Data to process:
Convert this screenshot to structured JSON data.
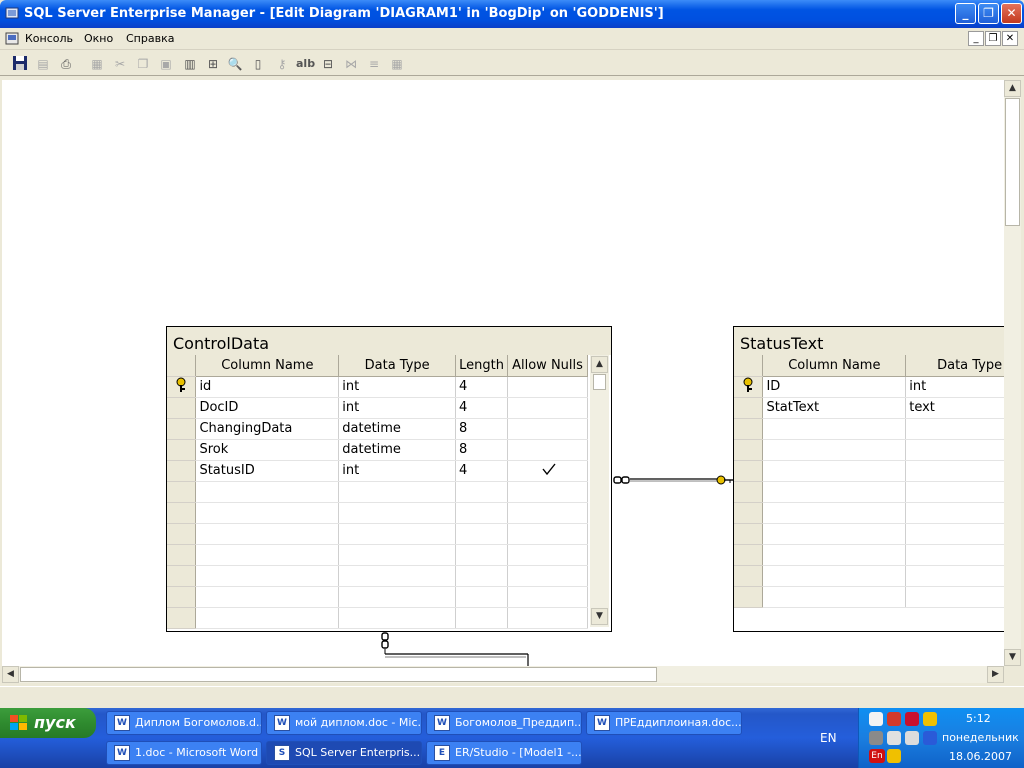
{
  "window": {
    "title": "SQL Server Enterprise Manager - [Edit Diagram 'DIAGRAM1' in 'BogDip' on 'GODDENIS']"
  },
  "menu": {
    "items": [
      "Консоль",
      "Окно",
      "Справка"
    ]
  },
  "tables": [
    {
      "name": "ControlData",
      "columns": [
        "Column Name",
        "Data Type",
        "Length",
        "Allow Nulls"
      ],
      "rows": [
        {
          "name": "id",
          "type": "int",
          "length": "4",
          "allow_nulls": false,
          "key": true
        },
        {
          "name": "DocID",
          "type": "int",
          "length": "4",
          "allow_nulls": false,
          "key": false
        },
        {
          "name": "ChangingData",
          "type": "datetime",
          "length": "8",
          "allow_nulls": false,
          "key": false
        },
        {
          "name": "Srok",
          "type": "datetime",
          "length": "8",
          "allow_nulls": false,
          "key": false
        },
        {
          "name": "StatusID",
          "type": "int",
          "length": "4",
          "allow_nulls": true,
          "key": false
        }
      ]
    },
    {
      "name": "StatusText",
      "columns": [
        "Column Name",
        "Data Type"
      ],
      "rows": [
        {
          "name": "ID",
          "type": "int",
          "key": true
        },
        {
          "name": "StatText",
          "type": "text",
          "key": false
        }
      ]
    }
  ],
  "taskbar": {
    "start_label": "пуск",
    "buttons": [
      "Диплом Богомолов.d...",
      "мой диплом.doc - Mic...",
      "Богомолов_Преддип...",
      "ПРЕддиплоиная.doc...",
      "1.doc - Microsoft Word",
      "SQL Server Enterpris...",
      "ER/Studio - [Model1 -..."
    ],
    "active_index": 5,
    "lang": "EN",
    "time": "5:12",
    "day": "понедельник",
    "date": "18.06.2007"
  },
  "colors": {
    "titlebar": "#0054e3",
    "taskbar": "#245edb",
    "start": "#2f8b2f",
    "key_icon": "#e8c000"
  }
}
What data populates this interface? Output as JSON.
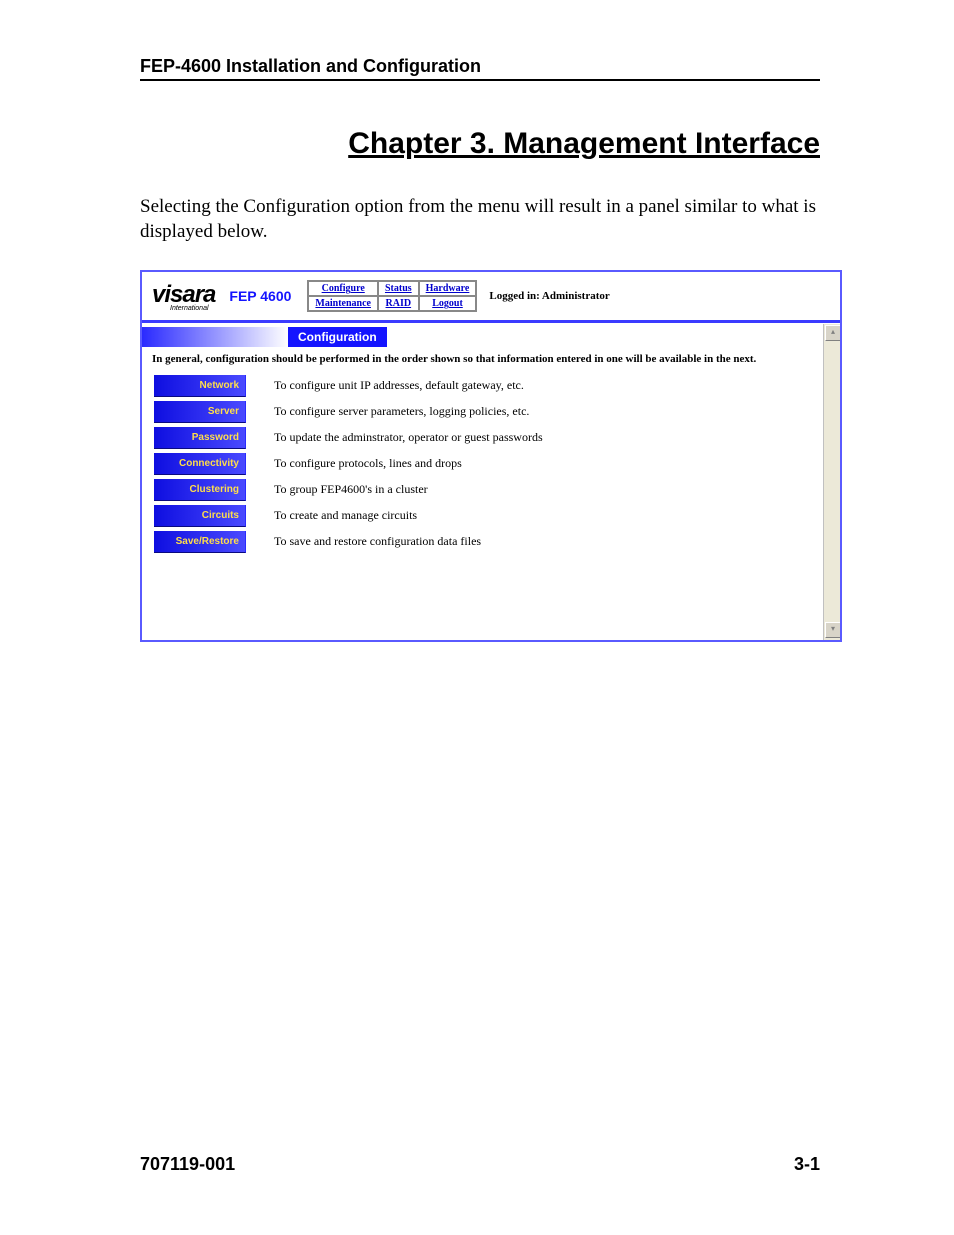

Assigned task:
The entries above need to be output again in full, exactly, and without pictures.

Your response:
Convert this screenshot to structured JSON data.
{
  "window": {
    "title": "SQL Server Enterprise Manager - [Edit Diagram 'DIAGRAM1' in 'BogDip' on 'GODDENIS']"
  },
  "menu": {
    "items": [
      "Консоль",
      "Окно",
      "Справка"
    ]
  },
  "tables": [
    {
      "name": "ControlData",
      "columns": [
        "Column Name",
        "Data Type",
        "Length",
        "Allow Nulls"
      ],
      "rows": [
        {
          "name": "id",
          "type": "int",
          "length": "4",
          "allow_nulls": false,
          "key": true
        },
        {
          "name": "DocID",
          "type": "int",
          "length": "4",
          "allow_nulls": false,
          "key": false
        },
        {
          "name": "ChangingData",
          "type": "datetime",
          "length": "8",
          "allow_nulls": false,
          "key": false
        },
        {
          "name": "Srok",
          "type": "datetime",
          "length": "8",
          "allow_nulls": false,
          "key": false
        },
        {
          "name": "StatusID",
          "type": "int",
          "length": "4",
          "allow_nulls": true,
          "key": false
        }
      ]
    },
    {
      "name": "StatusText",
      "columns": [
        "Column Name",
        "Data Type"
      ],
      "rows": [
        {
          "name": "ID",
          "type": "int",
          "key": true
        },
        {
          "name": "StatText",
          "type": "text",
          "key": false
        }
      ]
    }
  ],
  "taskbar": {
    "start_label": "пуск",
    "buttons": [
      "Диплом Богомолов.d...",
      "мой диплом.doc - Mic...",
      "Богомолов_Преддип...",
      "ПРЕддиплоиная.doc...",
      "1.doc - Microsoft Word",
      "SQL Server Enterpris...",
      "ER/Studio - [Model1 -..."
    ],
    "active_index": 5,
    "lang": "EN",
    "time": "5:12",
    "day": "понедельник",
    "date": "18.06.2007"
  },
  "colors": {
    "titlebar": "#0054e3",
    "taskbar": "#245edb",
    "start": "#2f8b2f",
    "key_icon": "#e8c000"
  }
}
What data populates this interface? Output as JSON.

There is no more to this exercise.